Online Advertising Puts Another Link In The Blockchain

The drumbeat of blockchain industry news continues this week with the launch of AdLedger Consortium, a blockchain-enabled online advertising group backed by MadHive, a blockchain ad tech startup, IBM, Integral Ad Science and Tegna’s OTT ad subsidiary Premion.

As with other initiatives, like Comcast’s fledgling Blockchain Insights Platform, the AdLedger Consortium is still in the early stages. It’s more like a working group than a live product.
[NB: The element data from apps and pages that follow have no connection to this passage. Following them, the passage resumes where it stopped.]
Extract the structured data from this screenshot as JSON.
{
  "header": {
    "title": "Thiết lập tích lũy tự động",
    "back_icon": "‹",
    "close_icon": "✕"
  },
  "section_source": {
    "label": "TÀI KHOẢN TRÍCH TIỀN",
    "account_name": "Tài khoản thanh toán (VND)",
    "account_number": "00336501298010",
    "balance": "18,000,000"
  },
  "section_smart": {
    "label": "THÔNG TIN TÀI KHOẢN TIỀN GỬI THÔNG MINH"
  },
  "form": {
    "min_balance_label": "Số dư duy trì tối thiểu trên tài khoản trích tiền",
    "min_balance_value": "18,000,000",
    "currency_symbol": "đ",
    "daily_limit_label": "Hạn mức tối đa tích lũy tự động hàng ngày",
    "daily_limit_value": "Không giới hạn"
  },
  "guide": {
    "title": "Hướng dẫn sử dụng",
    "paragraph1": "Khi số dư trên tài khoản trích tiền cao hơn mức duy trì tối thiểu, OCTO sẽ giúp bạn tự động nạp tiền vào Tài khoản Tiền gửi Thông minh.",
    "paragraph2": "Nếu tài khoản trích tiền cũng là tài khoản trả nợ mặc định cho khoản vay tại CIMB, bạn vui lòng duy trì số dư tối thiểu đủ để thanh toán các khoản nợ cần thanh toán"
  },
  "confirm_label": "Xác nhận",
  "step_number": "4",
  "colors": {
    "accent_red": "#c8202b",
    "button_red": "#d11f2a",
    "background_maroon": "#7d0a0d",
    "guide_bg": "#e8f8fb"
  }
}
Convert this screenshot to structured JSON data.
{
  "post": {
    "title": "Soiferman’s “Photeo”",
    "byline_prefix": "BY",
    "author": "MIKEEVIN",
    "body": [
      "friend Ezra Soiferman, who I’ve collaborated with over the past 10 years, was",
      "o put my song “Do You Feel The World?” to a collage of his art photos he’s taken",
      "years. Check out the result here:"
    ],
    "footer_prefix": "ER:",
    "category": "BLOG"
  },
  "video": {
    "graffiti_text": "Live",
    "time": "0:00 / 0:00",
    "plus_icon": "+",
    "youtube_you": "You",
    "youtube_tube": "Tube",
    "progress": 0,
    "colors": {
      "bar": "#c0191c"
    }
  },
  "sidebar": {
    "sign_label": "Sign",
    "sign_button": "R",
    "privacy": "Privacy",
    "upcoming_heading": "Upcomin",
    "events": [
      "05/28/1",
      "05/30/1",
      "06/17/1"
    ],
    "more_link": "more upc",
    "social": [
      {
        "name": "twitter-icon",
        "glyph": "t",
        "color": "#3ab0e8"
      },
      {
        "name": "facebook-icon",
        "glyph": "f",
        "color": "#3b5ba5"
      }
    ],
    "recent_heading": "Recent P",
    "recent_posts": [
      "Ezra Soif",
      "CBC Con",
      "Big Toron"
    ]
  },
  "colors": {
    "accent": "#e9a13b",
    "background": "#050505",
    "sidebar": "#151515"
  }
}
The group will take on issues like technical standards, regulatory concerns and the language of “smart contracts,” automated queries and deals that are handled by the blockchain service. It will also advance an open-source code for something called “the blind trust,” which Helfgott describes as a method to upload and transact first-party data.

The goal for AdLedger is to create a programmatic supply chain where the intermediaries and stakeholders that contribute data to a campaign are transparent to buyers and sellers.

The group’s first meeting will include 15-20 execs from across the industry, including media companies, agencies, supply chain intermediaries (aka ad tech) and at least one brand, MadHive CEO Adam Helfgott told AdExchanger. He compared the initiative to the early days of OpenRTB.

AdLedger Consortium’s initial goal is to enable the use of blockchain to power direct deals that co-mingle first-party data with media seller data, as Comcast’s advanced TV consortium aims to do.

For instance, Premion could allow its OTT and streaming partners on the sell side to share data with buyers, said Jim Wilson, president of the Tegna unit. So a brand could supply a list of recent known shoppers and the partners from Premion’s supply network would return logged-in users who match the list.

Another consortium member, IBM, has been experimenting with blockchain protocols across other verticals, such as the data-sensitive healthcare arena. It partnered with MadHive earlier this year, said Peter Guglielmino, CTO for IBM’s media and entertainment division.

“The more we got into it the more we saw there was a need for it in the programmatic space,” Guglielmino said.

As with other consortium members, IBM is building out a proof of concept before pitching a complete service. In one example, that means testing what works and what doesn’t in a data-sharing instance between an IBM CPG customer and its agency partners.

“We’ll be testing in the summer and if there’s something demonstrable serving at least one aspect of the process we’ll likely begin adding business partners,” he said.

Enjoying this content?

Sign up to be an AdExchanger Member today and get unlimited access to articles like this, plus proprietary data and research, conference discounts, on-demand access to event content, and more!

Join Today!